1.Team of teddies

Knitting groups – in cafes, libraries, on-line – are multiplying these days, as the therapeutic and creative value of knitting, and broader ranges of wools and patterns, are appreciated by young and old of both sexes. But could they knit for 24 hours with only a 5 min break each hour?

Edinburgh Direct Aid is challenging knitters to raise sponsorship funds by doing exactly that (individually or in teams) in the weekend of 15 and 16 November  – just in time to complete all those Christmas presents, or half-finished projects. This is in memory of their well-loved supporter Sister Margaret Duncan who completed this test of endurance on her own on 16th November 2009, at the age of 92, raising an extraordinary £12,000 for the disadvantaged children in Bosnia.

The Lord Provost, the Rt Hon Donald Wilson, said he hoped the challenge would encourage those who might not normally fundraise to give it a go. He said: “The ‘knitathon’ charity challenge is a great idea and I really do hope that the event raises awareness and understanding of what Direct Aid does. While bungee jumps and marathons are fantastic fundraising challenges for those looking for an adrenaline rush or to raise their fitness, for many people such physical challenges are not an option. Non-stop crafting is something many older and novice knitters might like to challenge themselves to do, alone or with friends, in order to raise money for a good cause.”

 To find out more, take part, or sponsor a knitter, see www.edinburghdirectaid.org.

Edinburgh Direct Aid is a registered Scottish charity founded in 1992 originally to bring humanitarian aid to victims of the war in Bosnia by driving convoys of relief supplies from the UK. Since then it has maintained an active role in Bosnia supporting those in need for whom there remain limited social services – in particular disabled children. The charity has extended its activities over the years to many other places of need, bringing immediate relief from specific disasters such as earthquakes, and long term support of training programs, workshops, clinics, and day centres. Most recently their focus has been on Syrian refugees in Lebanon, providing humanitarian relief of clothing, food and medicine, and supporting the setting up of schools for the children.

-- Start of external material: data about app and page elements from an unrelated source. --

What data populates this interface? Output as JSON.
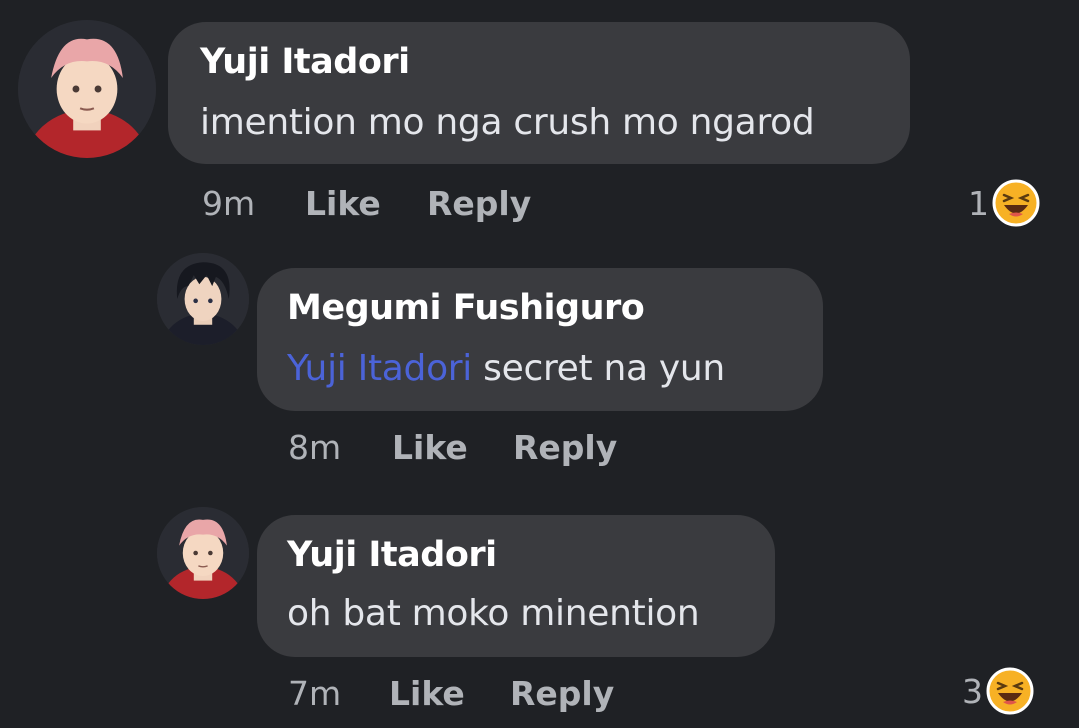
{
  "comments": [
    {
      "author": "Yuji Itadori",
      "text": "imention mo nga crush mo ngarod",
      "time": "9m",
      "like_label": "Like",
      "reply_label": "Reply",
      "reaction_count": "1",
      "reaction_icon": "laughing-emoji-icon"
    },
    {
      "author": "Megumi Fushiguro",
      "mention": "Yuji Itadori",
      "text": " secret na yun",
      "time": "8m",
      "like_label": "Like",
      "reply_label": "Reply"
    },
    {
      "author": "Yuji Itadori",
      "text": "oh bat moko minention",
      "time": "7m",
      "like_label": "Like",
      "reply_label": "Reply",
      "reaction_count": "3",
      "reaction_icon": "laughing-emoji-icon"
    }
  ],
  "colors": {
    "background": "#1f2125",
    "bubble": "#3a3b3f",
    "mention": "#4b63d8",
    "meta": "#b0b3b8",
    "emoji": "#f7b125"
  }
}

Edinburgh Direct Aid is an all-volunteer charity, and uses no professional fundraisers. Volunteers travel out to make direct contact with recipients, building up partnerships with local charities, developing friendships, and expanding their knowledge and understanding of the local problems. Their prime objective is that all the money they raise goes directly to those who need it most.

Sister Margaret Duncan, who was born and brought up in Stoneyburn in West Lothian, supported the work of Edinburgh Direct Aid for many years. With her fellow nuns from the Holy Family Convent in Leith, she helped to collect and pack tons of aid for those in Bosnia afflicted not only by the immediate traumatising effects and practical difficulties of the war, but also by the more long term problems of rebuilding lives and homes.

After the war she visited psychiatric units, hospitals for the handicapped and penniless widows and children in Bosnia, bringing hope and compassion to those in continuing need long after the attention of the media had moved on. She received an Unsung Hero award at the Great Scots People of the Year Awards for her tireless devotion to the people of Bosnia in 1998. She also retained an adventurous attitude to fund raising –for example riding on a Harley Davidson motor cycle and taking a trip up a turntable ladder in her 80’s – before completing her magnificent knitting marathon at the age of 92. She died in November 2013 in Birkenhead at the age of 96.

Edinburgh Direct Aid now asks that all knitters – experts or beginners (this will certainly mean they get plenty of practice) – rise to this big personal challenge in the same way, and so inspire their friends and relations to contribute to helping those in desperate need.

 NB one of the participants in the knitathon will be knitting a sweater just like those worn by Sophie Gråbøl in the famous TV series ‘The Killing’, which will be put up for auction. Other knitters are happy to take commissions.